I am interested in missed encounters, misrecognitions, and the narcissism of small differences. All the related phenomena in which people don't notice obvious connections between similar things, or misunderstand what things are about in ways fairly obvious to anyone else. Lack of self-awareness in otherwise very self-aware people. Or inexplicable differences in the way two people similarly situated view the same thing. I don't know what to call this complex of phenomena. When I try to name it, I can only come up with words like "psychoanalysis," or "Henry James." It could be a deconstructive viewpoint.

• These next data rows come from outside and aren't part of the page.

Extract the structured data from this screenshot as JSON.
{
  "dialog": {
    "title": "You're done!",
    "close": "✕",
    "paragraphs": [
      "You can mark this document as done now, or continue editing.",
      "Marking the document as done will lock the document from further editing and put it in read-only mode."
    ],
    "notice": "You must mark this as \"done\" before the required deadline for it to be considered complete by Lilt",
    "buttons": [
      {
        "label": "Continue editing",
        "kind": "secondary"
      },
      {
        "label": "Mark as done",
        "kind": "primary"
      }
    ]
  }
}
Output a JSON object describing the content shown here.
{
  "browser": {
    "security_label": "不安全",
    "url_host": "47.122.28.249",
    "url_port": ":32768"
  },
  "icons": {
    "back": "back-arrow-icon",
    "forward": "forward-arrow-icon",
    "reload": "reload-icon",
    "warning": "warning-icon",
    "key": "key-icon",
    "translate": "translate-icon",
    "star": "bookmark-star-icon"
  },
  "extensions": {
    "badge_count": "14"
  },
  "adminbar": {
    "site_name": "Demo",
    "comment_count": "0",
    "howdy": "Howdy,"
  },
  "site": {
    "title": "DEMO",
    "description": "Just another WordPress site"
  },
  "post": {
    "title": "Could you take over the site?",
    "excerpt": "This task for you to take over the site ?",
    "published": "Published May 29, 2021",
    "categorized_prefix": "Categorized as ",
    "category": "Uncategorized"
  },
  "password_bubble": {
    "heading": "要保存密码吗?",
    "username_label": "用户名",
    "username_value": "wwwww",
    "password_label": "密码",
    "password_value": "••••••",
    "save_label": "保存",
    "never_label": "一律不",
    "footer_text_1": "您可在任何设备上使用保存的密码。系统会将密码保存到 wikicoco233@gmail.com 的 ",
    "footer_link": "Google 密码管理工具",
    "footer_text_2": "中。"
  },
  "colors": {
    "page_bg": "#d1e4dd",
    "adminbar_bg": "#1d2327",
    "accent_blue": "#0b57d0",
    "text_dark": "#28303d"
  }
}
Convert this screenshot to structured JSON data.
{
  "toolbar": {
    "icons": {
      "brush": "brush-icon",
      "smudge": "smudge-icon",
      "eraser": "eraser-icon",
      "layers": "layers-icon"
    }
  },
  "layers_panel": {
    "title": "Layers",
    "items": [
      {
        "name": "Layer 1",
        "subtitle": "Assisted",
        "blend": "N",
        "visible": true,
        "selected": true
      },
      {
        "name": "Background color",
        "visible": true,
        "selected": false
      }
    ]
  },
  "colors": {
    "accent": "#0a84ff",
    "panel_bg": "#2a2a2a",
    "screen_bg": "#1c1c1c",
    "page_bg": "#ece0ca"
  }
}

Because, really, people who denounce postmodernism as being some facile evasion of a super obvious notion of the truth. Well, these people do not realize that reality is like that. All these fictions that surround us. All the cognitive dissonance. The most vociferous in denouncing postmodern relativism are typically those who buy into the most bizarre fictional narratives, like religions, for example. I don't mean to demean religion or any particular versions of it. My test is a fairly straightforward one. Think of the most bizarre religious cult possible, one that to anyone who doesn't belong to it would be very silly. Now your own religious belief system probably looks exactly like that anyone who doesn't actually hold it. If it is large and mainstream and prestigious, then people will generally not call it silly any more, but that's a sociological fact. If you are at all self-aware as a religious person you will be a relativist yourself, realizing that the whole thing is a useful fiction, and not really insisting on the silly parts at all. In fact, earnest religious moderates are always telling me that the silly parts are silly and that nobody believes them any more.